NPS Fundamentals: Introductory Concepts for New Employees lays the foundation for a number of the topics that will be covered in the NPS Residential program.
The National Park Service has many training centers as well as connections with partner training centers. Learn more about each one in this resource.
This resource provides guidance and outlines the processes content contributors must follow if they want to share media content on the CLP.
Learn the 5 NPS core values, understand why different values exist for different organizations, and recognize how core values are distinct drivers of organizational culture.
This resource will introduce you to the international component of the NPS mission and what you can do to help support the international goals of the NPS.
In this resource, you will find a list of links to digital research on the history of enslavement in the National Capital Area.
Selecting nursery stock or creating specifications for planting can have a large impact on successful plant establishment in the cultural landscape.
This annotated list contains some of the many important laws that apply directly and indirectly to the daily operations of the National Park Service.
Learn how to gain access to the collection of Cultural Landscape Guidance Documents on the Integrated Resource Management Applications (IRMA).
The word “steward” for the National Park Service (NPS) means a manager, administrator, or guardian who cares for the public parks, resources, values.
The National Park Service uses planning to bring logic, analysis, public involvement, and accountability into the decision-making process.
The NPS national headquarters and support centers are collectively called the Washington Support Office (WASO).
Whether private or public, all organizations and companies have their own unique culture, including the National Park Service.
Learn the history behind Mission 66 and how the era greatly enlarged the park system and expanded entire categories of parks.
Known as “Essentials,” these topics provide insight into how the National Park Service manages the entire system of parks and programs to accomplish its mission.
The assessment rubric was created for NCA parks and programs to use in a baseline or ongoing evaluation of their current practices.
An inclusive, equity-based reference for public history practioners.

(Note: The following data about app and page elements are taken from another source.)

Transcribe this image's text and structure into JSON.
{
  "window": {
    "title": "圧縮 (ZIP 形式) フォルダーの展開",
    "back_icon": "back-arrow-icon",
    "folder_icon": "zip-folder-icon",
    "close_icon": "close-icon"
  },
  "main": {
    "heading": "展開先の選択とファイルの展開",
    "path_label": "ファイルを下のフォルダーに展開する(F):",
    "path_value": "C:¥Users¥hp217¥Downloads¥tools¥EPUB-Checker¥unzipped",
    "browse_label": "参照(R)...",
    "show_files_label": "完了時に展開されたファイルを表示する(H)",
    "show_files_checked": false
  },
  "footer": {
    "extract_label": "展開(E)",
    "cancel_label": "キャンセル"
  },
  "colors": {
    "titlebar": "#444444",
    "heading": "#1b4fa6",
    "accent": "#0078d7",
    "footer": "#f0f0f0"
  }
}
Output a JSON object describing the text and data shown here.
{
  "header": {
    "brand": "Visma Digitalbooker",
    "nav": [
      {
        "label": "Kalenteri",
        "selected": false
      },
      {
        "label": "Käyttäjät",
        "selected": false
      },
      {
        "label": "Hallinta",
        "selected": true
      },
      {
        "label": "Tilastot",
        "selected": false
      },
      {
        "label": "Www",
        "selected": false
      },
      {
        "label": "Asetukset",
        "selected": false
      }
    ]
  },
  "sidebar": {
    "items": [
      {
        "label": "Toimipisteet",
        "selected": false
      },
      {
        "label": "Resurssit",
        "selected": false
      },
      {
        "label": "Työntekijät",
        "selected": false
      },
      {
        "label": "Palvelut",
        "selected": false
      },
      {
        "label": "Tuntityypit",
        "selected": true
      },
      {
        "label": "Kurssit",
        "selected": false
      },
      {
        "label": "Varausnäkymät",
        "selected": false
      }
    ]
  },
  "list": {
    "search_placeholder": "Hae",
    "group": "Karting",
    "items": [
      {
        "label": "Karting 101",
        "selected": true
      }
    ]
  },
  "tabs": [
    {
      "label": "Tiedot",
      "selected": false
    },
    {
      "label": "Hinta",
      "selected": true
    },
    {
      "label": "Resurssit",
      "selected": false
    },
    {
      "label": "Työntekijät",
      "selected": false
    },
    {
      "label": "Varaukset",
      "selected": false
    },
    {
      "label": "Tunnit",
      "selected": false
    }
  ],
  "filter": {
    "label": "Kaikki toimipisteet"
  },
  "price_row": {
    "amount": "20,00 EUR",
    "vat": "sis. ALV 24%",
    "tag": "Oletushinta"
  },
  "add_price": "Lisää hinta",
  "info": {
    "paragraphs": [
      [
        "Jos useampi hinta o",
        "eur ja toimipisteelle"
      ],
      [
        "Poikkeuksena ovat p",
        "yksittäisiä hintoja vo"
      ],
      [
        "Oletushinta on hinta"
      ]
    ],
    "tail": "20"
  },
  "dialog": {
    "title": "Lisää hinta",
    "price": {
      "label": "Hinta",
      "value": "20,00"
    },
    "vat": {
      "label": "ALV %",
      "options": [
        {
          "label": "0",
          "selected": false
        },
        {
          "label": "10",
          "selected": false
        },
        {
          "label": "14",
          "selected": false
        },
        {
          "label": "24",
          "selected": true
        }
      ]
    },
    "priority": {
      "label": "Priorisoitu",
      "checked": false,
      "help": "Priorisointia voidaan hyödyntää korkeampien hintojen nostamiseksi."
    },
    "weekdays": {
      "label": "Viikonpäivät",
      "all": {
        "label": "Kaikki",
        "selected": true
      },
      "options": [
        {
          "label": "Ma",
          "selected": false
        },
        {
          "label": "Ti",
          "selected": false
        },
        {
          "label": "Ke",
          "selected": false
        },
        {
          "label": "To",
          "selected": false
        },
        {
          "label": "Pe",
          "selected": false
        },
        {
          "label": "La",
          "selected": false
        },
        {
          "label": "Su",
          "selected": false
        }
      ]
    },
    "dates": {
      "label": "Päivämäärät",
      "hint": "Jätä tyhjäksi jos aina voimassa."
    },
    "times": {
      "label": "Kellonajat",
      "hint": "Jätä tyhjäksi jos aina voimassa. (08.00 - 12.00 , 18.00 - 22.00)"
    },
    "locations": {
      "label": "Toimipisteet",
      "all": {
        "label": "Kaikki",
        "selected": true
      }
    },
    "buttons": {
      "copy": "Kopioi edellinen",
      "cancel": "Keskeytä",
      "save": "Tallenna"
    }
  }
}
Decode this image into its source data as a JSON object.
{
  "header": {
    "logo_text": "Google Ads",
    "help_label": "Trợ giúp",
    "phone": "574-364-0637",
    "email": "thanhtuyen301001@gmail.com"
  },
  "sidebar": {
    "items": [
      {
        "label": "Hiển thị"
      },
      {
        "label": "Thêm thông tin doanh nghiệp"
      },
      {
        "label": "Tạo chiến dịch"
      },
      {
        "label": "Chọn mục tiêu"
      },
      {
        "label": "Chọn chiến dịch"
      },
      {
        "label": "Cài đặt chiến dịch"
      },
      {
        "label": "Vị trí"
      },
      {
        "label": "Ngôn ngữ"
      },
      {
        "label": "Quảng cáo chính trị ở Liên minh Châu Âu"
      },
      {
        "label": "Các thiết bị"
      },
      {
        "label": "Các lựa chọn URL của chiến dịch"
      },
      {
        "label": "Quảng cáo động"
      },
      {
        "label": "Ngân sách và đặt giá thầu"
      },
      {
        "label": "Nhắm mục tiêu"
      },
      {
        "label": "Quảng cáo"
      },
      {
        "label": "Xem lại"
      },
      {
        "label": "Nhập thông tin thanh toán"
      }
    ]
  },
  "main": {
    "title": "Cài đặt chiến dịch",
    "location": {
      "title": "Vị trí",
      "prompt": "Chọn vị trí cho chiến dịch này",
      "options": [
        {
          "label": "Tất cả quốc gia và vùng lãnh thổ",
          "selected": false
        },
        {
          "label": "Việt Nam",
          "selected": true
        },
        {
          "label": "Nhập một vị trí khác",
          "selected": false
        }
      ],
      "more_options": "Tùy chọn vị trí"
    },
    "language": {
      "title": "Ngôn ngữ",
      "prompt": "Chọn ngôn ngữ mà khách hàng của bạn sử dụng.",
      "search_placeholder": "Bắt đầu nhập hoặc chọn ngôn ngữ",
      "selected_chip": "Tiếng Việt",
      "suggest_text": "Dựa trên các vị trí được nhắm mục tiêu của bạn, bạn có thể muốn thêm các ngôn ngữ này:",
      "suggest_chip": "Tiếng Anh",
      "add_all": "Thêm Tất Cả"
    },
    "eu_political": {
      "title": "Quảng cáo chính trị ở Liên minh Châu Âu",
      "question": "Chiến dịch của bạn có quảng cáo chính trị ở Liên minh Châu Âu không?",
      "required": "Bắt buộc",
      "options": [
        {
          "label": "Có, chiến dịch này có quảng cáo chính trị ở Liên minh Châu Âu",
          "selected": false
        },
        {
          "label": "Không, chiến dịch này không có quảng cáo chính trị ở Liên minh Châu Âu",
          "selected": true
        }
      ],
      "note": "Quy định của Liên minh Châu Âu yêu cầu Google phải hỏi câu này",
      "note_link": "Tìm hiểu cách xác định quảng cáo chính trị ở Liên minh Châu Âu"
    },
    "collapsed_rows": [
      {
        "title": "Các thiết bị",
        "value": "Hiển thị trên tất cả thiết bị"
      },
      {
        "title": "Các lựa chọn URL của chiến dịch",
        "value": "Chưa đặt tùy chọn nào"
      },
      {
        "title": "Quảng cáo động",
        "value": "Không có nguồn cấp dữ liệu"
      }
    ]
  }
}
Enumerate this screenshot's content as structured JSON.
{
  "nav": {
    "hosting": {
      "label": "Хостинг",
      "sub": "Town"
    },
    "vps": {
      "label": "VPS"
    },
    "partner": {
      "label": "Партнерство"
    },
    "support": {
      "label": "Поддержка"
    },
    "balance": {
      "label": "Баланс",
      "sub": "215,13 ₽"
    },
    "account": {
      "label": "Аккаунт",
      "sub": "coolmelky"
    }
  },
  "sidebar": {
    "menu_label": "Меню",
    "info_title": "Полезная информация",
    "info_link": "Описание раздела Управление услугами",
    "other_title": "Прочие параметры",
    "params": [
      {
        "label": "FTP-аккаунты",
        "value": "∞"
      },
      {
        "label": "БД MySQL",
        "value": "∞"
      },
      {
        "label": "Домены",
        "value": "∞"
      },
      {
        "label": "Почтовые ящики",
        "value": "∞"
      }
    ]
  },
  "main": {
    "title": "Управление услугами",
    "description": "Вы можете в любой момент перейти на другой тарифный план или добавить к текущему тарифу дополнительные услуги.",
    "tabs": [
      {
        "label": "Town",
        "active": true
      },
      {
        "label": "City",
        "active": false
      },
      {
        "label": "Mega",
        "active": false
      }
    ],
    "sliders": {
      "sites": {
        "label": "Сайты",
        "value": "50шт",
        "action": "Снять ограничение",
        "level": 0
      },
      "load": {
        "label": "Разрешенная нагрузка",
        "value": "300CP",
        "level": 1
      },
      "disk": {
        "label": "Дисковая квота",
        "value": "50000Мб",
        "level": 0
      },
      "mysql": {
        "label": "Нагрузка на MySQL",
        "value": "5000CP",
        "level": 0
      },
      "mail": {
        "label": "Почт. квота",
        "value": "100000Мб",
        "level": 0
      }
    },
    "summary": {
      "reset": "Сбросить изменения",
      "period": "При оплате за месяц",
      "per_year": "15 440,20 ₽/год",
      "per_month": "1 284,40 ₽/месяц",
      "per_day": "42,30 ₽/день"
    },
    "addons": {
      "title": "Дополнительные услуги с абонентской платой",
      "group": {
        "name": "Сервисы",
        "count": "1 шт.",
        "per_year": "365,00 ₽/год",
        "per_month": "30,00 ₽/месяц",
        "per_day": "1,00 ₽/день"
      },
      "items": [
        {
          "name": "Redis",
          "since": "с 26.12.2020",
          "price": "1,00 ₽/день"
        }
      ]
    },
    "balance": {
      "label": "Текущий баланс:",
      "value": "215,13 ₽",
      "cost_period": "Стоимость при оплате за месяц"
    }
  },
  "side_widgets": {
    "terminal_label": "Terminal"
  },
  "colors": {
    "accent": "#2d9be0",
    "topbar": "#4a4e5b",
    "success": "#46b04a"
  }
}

Includes hot topics and critical perspectives to make your work more accessible.
Over several decades, NPS staff at National Capital Parks East (NACE) has been converting areas from mowed turf into grassy meadow. Learn their process in this resource!
Now that you’ve had the powerful conversations with the people who work in your program or park, it’s time to distill it all down to a vision. In this phase of the process, you’ll compile and edit the shared values and key actions that rose to the surface during the workshops. You’ll also begin the work of communicating these new commitments.
Have you ever wondered where you could find the founding documents and legislation that authorized Cooperating Associations as our official interpretive and educational partners? Here you can find all of the founding legislation with our oldest and longest standing partners.
Struggling to process the events and actions of January 6th 2021? Find resources to help support you as you reflect, process, and evaluate the day's events.
NPSNext invites conversation and collaboration. To effectively solve problems and leverage opportunities you need all staff to contribute. Depending on the size of your park/unit you may need to reach out beyond the planning workshop to gather ideas and actions.
A plan is only as good as its execution. Sustaining your NPSNext vision will mean building structures and processes that let your staff check in, keep each other honest, and celebrate success.
Strategic planning can offer renewed focus and a chance to chart a new path. During uncertain times it can feel hard to set aside the time to reflect and plan. It is precisely these times when intentional action is most needed to focus energy and effort.